Fox Hardware

William H. Fox, an Irishman born in 1851, came to America at age 18. By the mid ‘70’s he had established a business as a tin worker in Cincinnati; in 1880, he opened a hardware store at Gilbert and Curtis in Walnut Hills. In addition to the normal tools and mechanics hardware and iron pots and pans, he carried heavier items like stoves, and in 1886 he advertised that he specialized in furnaces and their installation. In 1892, he listed himself as a dealer in hardware and stoves.
William had four sons and two daughters. As each of the boys came of age their father opened a new store – in Norwood, Price Hill, Avondale and downtown – while continuing to run the Walnut Hills store at Gilbert and Curtis. At Gilbert and Curtis, it seems the daughters proved better at the business than the sons; in 1922 Miss Mary Fox served as president, Joseph Fox as vice president, and Miss Hannah Fox as secretary and treasurer of the business. A branch at that time was on Reading Road in Avondale. Later, another son, William Jr., became active in the store. Large corporate competitors like Sears and Roebuck cut in to the valuable tool and general merchandize sales of the local hardware, and Fox retreated to Walnut Hills and a single, somewhat movable branch.
In the late forties, Fox Hardware in Walnut Hills, and at second location farther out Reading, near Galbraith, appeared as locations selling the new Presto Pressure Cooker. This was genuine new post-war hardware to speed up meal preparation for the beginning of the baby boom. A decade later the Enquirer garden section included the Walnut Hills location, and a second Fox store downtown, as suppliers of plants and seeds.

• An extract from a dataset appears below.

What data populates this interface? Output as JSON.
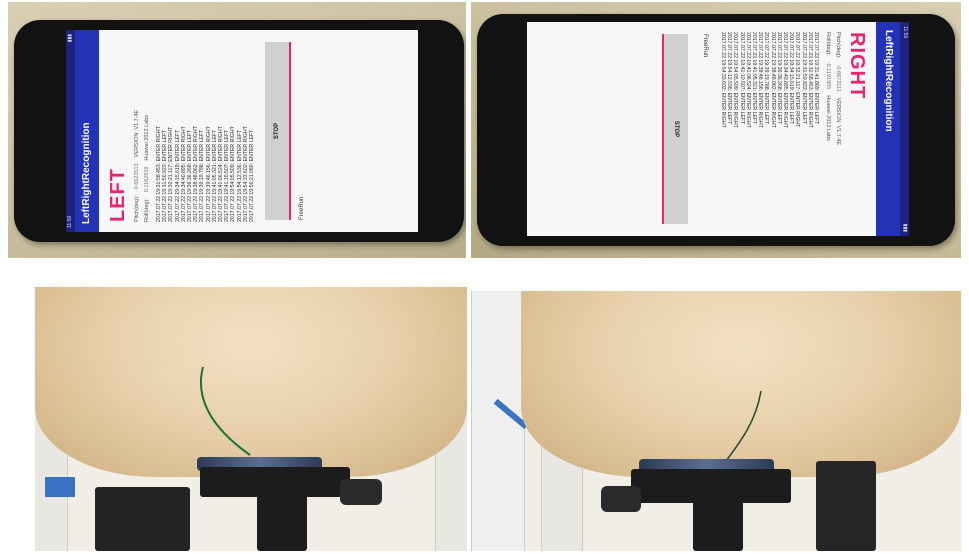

In about 1960, leadership passed to the next generation; William Jr.’s son-in-law Jack Leonard took over the business. As Walnut Hills struggled economically in the 1960’s so did Fox Hardware. The riots late in the decade saw broken windows and looting, but more importantly a fall-off in business especially from white customers. Yet the store rebound over the next decades. Fox joined the True Value hardware buying cooperative, obtaining stock at competitive prices and enjoying the corporation’s advertising and marketing expertise. Jack Leonard embraced the inflation of the ‘70’s and ‘80’s as the saving grace of the business: “As money gets tight, people fix instead of buying new.” Walnut Hills, he thought, was looking up, with a new Kroger’s on the way. But he also noted that most of his business was now in nuts and bolts and similar low-cost household hardware. It would not support another generation.